Cineteca di Bologna is bringing the Cinema Ritrovato experience in everyone’s home with Cinema Ritrovato | Fuori Sala. Every 30 days a whole new program with at least 15 films available to watch on streaming on the MYmovies website for just 15 euros. Every movie will be presented by critics, directors and witnesses in its best version and silent films will be accompanied by a curated soundtrack. Click herefor more information.
Deutsche Kinemathek is offering access to online exhibitions (with themed tours) and their digital collection. Click herefor more information.
Deutsches Filminstitut Filmmuseum offers the digital program accompanying the current special exhibition The Sound of Disney. 1928-1967, that gives the audience an opportunity to study the world of sound in Disney movies online. Click herefor more information.
Film Archiv Austria is offering an online retrospective dedicated to Hans Moser, the epitome of Viennese humor. It will be available until January 14th. Click herefor more information.

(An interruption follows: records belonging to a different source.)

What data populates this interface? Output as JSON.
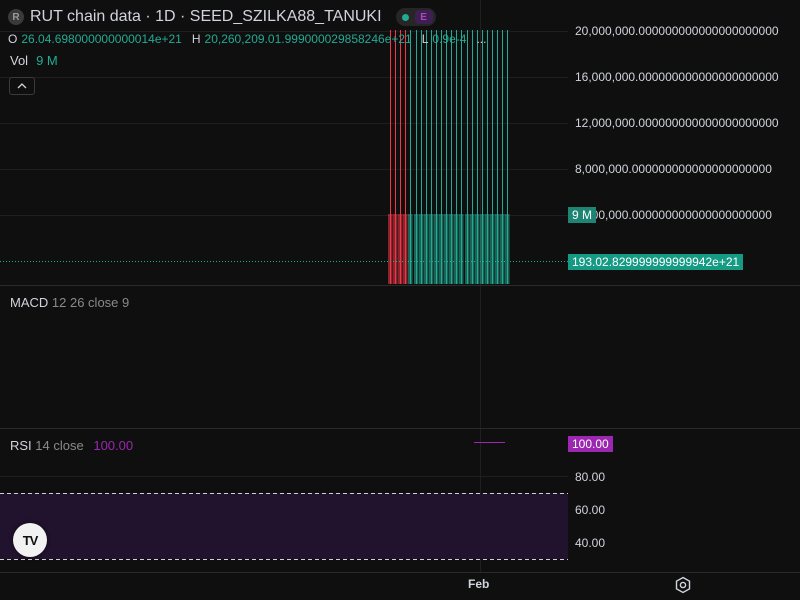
{
  "header": {
    "logo_letter": "R",
    "title": "RUT chain data · 1D · SEED_SZILKA88_TANUKI",
    "badge": "E"
  },
  "ohlc": {
    "o_key": "O",
    "o_val": "26.04.698000000000014e+21",
    "h_key": "H",
    "h_val": "20,260,209.01.999000029858246e+21",
    "l_key": "L",
    "l_val": "0.9e-4",
    "more": "..."
  },
  "volume": {
    "label": "Vol",
    "value": "9 M"
  },
  "price_axis": [
    "20,000,000.000000000000000000000",
    "16,000,000.000000000000000000000",
    "12,000,000.000000000000000000000",
    "8,000,000.000000000000000000000",
    "0,000,000.000000000000000000000"
  ],
  "vol_tag": "9 M",
  "last_price_tag": "193.02.829999999999942e+21",
  "macd": {
    "name": "MACD",
    "params": "12 26 close 9"
  },
  "rsi": {
    "name": "RSI",
    "params": "14 close",
    "value": "100.00",
    "tag": "100.00",
    "axis": [
      "80.00",
      "60.00",
      "40.00"
    ]
  },
  "time_axis": {
    "month": "Feb"
  },
  "colors": {
    "up": "#22ab94",
    "down": "#f23645",
    "rsi": "#9c27b0",
    "bg": "#0f0f0f"
  },
  "icons": {
    "settings": "gear-icon",
    "collapse": "chevron-up-icon",
    "brand": "tradingview-logo"
  }
}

Filmmuseum München offers an online program with restorations by the Filmmuseum as well as retrospectives by filmmakers such as Werner Schroeter. Click herefor more information.
Cinémathèque de Toulouse offers a chance to watch some unknown animated feature films. Visit the Cinémathèque’s website to discover more.
Lichtspiel Bern, after a successful advent calendar, continues to offer its digital program. Visit its Vimeo page for more information.
Tainiothiki tis Ellados offers an online festive program running until January 10th. Click hereto find out more.
The ACE Executive Committee invited members to a Zoom drink on 17 December. More than 20 members took part, some for longer, some for a shoter time, meeting virtually one last time this year. We reported to our colleagues how life in isolation is going in each our country, and sent best wishes for the holidays and the new year.
The meeting was quite gleeful regardless, and reminded all of us that we have a strong and positive community which can offer support during these hard times.
Thanks to all participants and, one more time, have a very happy Christmas and a properous New Year!